*WHAT THIS TASK INVOLVES*:
Check every line of the entries for the string "JSON" and return the ones that contain it.

++++++

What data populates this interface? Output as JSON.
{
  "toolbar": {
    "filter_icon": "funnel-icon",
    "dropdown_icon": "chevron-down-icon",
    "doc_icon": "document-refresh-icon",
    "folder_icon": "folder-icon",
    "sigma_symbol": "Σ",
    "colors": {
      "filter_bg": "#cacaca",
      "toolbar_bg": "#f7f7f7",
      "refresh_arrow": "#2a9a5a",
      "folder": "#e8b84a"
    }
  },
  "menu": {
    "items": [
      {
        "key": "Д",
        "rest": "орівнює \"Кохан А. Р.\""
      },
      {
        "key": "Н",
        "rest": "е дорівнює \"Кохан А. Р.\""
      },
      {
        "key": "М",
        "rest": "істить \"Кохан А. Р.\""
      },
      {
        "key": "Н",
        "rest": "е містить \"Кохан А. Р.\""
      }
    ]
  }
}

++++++

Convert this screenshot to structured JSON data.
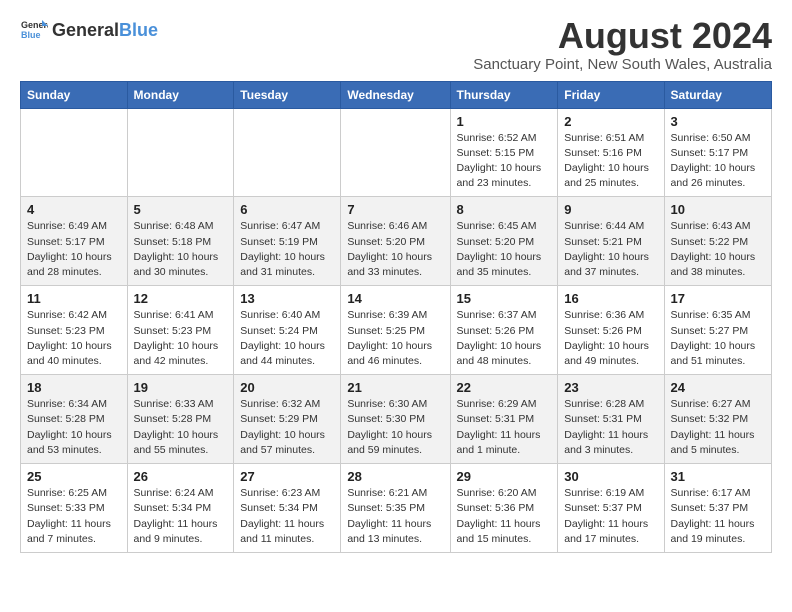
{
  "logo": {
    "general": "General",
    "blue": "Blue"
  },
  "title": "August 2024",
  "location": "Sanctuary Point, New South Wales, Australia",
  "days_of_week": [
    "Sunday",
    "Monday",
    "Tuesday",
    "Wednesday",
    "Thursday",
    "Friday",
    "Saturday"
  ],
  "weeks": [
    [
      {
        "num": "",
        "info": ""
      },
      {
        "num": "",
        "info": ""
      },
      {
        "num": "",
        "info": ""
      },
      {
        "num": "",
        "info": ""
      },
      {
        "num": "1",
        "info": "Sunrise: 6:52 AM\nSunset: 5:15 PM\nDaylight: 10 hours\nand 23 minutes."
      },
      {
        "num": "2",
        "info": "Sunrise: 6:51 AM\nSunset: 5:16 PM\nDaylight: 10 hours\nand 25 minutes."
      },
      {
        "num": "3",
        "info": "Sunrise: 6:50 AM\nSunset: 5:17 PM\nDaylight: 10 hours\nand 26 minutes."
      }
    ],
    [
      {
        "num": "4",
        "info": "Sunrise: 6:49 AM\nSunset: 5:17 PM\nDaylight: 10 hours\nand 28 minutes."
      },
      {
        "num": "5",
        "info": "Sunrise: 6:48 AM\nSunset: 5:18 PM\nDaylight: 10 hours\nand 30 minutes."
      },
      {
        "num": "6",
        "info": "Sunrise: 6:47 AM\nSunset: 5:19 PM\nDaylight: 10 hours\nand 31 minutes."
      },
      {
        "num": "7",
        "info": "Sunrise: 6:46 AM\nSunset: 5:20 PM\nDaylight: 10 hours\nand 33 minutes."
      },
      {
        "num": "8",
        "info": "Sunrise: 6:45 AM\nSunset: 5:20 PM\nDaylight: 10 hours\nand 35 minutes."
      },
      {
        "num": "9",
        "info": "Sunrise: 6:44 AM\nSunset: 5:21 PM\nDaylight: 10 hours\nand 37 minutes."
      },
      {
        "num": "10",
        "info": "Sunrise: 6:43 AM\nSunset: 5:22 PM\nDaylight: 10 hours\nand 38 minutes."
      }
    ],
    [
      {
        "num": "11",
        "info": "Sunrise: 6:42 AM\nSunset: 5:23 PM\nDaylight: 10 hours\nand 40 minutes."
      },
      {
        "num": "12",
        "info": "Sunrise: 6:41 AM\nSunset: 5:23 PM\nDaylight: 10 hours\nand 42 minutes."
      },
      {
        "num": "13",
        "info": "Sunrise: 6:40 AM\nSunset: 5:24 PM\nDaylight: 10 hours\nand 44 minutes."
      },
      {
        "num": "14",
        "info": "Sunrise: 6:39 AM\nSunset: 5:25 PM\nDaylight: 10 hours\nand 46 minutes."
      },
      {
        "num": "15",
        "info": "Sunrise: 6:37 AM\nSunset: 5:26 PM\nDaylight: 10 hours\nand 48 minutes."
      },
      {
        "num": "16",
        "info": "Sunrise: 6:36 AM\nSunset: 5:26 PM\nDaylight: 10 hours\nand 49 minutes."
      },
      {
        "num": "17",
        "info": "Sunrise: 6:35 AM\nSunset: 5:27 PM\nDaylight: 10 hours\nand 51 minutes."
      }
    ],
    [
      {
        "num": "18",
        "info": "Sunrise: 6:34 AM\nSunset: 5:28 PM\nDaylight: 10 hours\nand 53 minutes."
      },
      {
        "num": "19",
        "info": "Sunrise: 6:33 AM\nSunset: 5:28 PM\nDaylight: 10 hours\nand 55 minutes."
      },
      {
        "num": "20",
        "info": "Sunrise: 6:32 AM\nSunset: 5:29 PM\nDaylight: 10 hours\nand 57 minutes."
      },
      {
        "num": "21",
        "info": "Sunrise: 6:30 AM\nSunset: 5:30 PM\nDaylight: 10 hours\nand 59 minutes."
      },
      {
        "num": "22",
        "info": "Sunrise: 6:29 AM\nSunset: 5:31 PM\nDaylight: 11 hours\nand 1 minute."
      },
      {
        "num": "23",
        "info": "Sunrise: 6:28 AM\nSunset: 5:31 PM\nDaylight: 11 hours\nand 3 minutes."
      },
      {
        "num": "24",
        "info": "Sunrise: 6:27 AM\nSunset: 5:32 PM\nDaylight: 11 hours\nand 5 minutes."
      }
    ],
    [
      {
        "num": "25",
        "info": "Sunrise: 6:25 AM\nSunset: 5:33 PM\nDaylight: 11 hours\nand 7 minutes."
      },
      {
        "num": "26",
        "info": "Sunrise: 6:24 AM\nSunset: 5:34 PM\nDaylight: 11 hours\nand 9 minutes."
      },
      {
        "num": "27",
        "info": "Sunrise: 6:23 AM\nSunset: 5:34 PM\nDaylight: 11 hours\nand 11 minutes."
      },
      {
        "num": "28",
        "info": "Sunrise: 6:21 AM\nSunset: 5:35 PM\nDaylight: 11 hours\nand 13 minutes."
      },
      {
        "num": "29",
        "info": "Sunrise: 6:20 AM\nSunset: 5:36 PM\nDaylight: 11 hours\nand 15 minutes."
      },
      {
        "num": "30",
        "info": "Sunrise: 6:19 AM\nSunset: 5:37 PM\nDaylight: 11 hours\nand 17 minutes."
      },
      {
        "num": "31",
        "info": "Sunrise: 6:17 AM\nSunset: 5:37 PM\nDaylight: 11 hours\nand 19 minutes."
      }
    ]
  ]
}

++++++

*EXERCISE OUTPUT*:
What data populates this interface? Output as JSON.
Convert this screenshot to structured JSON data.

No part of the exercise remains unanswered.